Half faerie orphan and vagabond Julius LaRousse ekes out an adventurous life by stealing. Little does he know, when he foils the attempts of a dockside thief to rob the high born Scottish Lady with the Japanese name (in order to steal from her himself, of course) that this will lead him into almost more adventure than he can handle. Thrown together with Irish adventurer, Curran, the three stumble from one escapade to another, culminating in them being exiled from France and sent to America. Meanwhile Julius is trying, with limited success but great persistence to get into the pants of both his companions. When he does succeed, however, it only leads to more disaster.
I think you can tell from the above summary that I was underwhelmed by this. And I am very sorry that I was underwhelmed because the idea of the book ticks so many of my `ooh, must read!' buttons. Pseudo-17th Century history with added elves? Fantastic! Dark eyed sexy Irishmen? Sign me up! Tall ship on the cover, promising a bit of naval warfare? Woohoo! And these elements were all there, so it's somehow all the more grieving that I couldn't enjoy it at all.
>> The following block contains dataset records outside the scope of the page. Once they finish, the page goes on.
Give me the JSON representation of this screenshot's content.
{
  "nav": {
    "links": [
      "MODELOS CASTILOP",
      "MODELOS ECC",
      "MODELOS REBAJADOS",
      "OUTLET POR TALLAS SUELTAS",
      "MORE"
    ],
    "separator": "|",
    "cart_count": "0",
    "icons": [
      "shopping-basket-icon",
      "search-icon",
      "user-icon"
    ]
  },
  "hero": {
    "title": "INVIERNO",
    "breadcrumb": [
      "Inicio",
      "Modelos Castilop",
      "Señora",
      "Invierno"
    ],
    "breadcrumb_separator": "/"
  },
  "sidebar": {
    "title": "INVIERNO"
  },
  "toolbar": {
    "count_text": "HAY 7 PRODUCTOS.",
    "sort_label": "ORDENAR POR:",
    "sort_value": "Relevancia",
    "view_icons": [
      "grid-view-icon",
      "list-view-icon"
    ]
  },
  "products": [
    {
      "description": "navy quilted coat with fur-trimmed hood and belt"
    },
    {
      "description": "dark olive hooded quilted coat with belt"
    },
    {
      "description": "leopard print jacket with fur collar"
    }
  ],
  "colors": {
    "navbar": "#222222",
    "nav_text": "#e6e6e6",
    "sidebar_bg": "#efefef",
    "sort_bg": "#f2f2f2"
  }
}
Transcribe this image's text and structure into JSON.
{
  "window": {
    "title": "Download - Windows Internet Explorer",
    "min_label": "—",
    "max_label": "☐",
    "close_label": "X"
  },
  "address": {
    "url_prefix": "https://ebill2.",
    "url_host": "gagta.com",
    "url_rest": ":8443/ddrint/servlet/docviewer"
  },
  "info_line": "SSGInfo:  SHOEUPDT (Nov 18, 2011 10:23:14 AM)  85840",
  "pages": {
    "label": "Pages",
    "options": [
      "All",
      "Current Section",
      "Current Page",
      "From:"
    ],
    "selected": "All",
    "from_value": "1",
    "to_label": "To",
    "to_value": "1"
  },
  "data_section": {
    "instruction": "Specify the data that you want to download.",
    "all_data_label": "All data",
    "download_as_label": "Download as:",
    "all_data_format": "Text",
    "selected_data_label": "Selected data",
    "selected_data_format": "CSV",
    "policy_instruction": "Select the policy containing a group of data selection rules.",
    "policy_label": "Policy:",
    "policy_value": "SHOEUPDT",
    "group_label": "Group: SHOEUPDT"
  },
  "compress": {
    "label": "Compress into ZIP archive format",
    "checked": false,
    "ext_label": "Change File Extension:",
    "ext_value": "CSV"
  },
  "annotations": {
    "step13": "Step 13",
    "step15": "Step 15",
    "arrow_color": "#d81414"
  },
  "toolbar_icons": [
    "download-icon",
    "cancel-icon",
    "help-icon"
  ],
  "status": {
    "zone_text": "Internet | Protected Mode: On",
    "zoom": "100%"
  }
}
Don't get me wrong, it is a well written and ambitious book. Loads of stuff happens, so it should not be boring. and yet I did find it boring. I suspect that it may be that the book is simply not to my taste. The main character narrates the whole thing, and even with a character I love, I find first person too intrusive and yet limiting a point of view. It makes me twitchy. Jules La Rousse, however is not a character I love. In fact I dislike him intensely, which makes sharing his POV for an entire book a bit of an ordeal. I think he's supposed to be a charming bad boy, but I found him a whining, despair-laden, cynical, selfish, dreary git. Equally, I found Keiko - the female love interest - a whining, strident yet vacillating harpy with nothing to recommend her. And Curran's accent annoyed me.
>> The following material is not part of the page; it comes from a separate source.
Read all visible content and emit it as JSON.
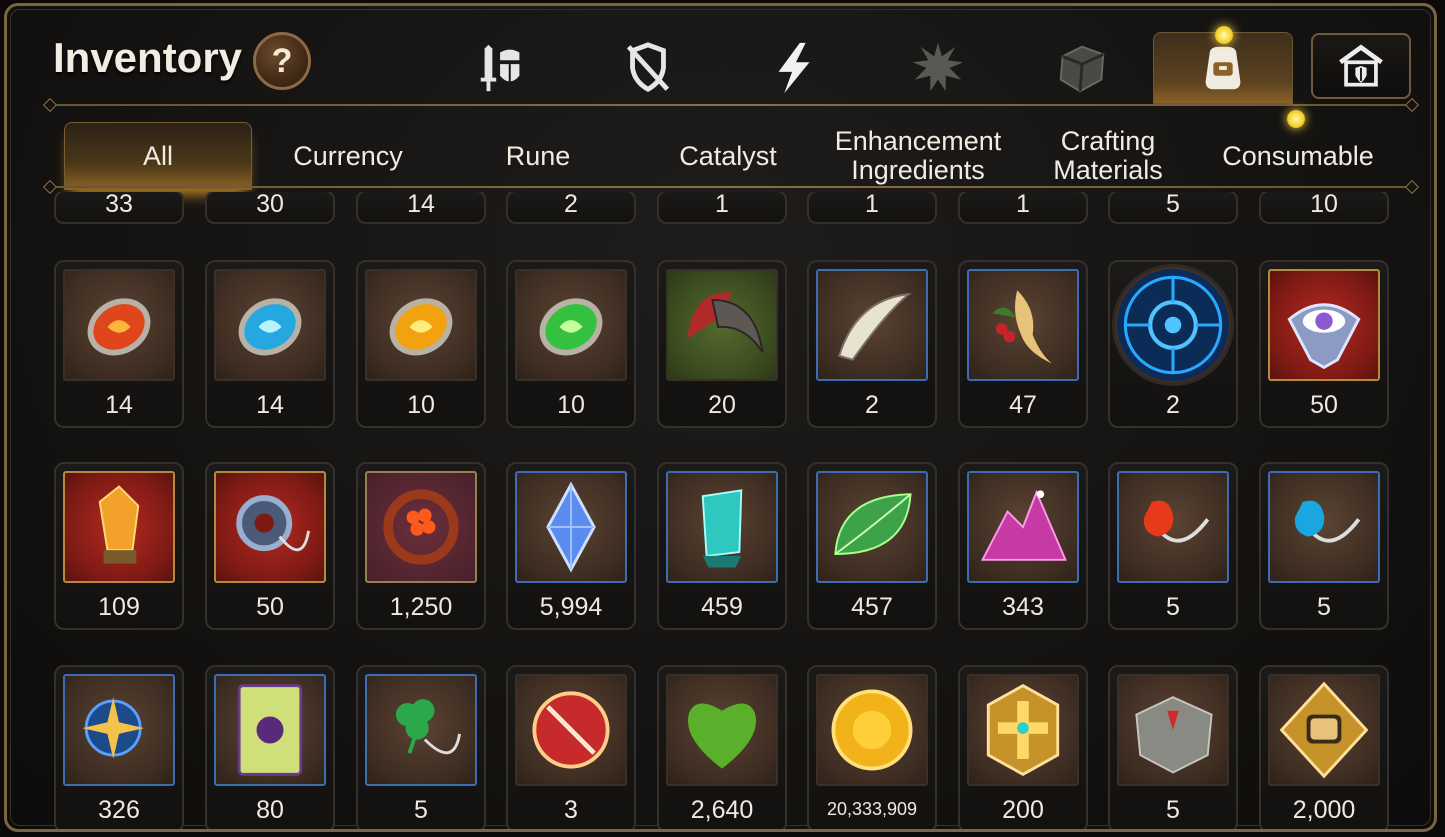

Jules was simultaneously too powerful and too wimpish for me to like. He can single handedly defeat giant sea monsters and use legendary thunder weapons! Yay! But he can't prevent a single thug from forcing him to perform oral sex on him? Why not? It seemed out of character for him not to just bite the guy's dick off.
Sigh. No, I shouldn't get started on all the things I didn't like, because it's probably unfair of me. People who enjoy darker characters; selfish, bad-boy characters, may enjoy this as it deserves to be enjoyed. I look at the standard of the writing and the complexity of the world building, and I wish I could like it as it deserves. I wish I could like it as I had wanted to. But I can't.
In a Seventeenth Century that never quite was, Julius Montclair LaRousse lives out a slightly off center fairy tale. A half-fé orphan, raised by Jesuits and turned brigand, he shares his adventures across France and into the New World as he tries to get the girl, the boy, and maybe save the French outpost in La Florida along the way.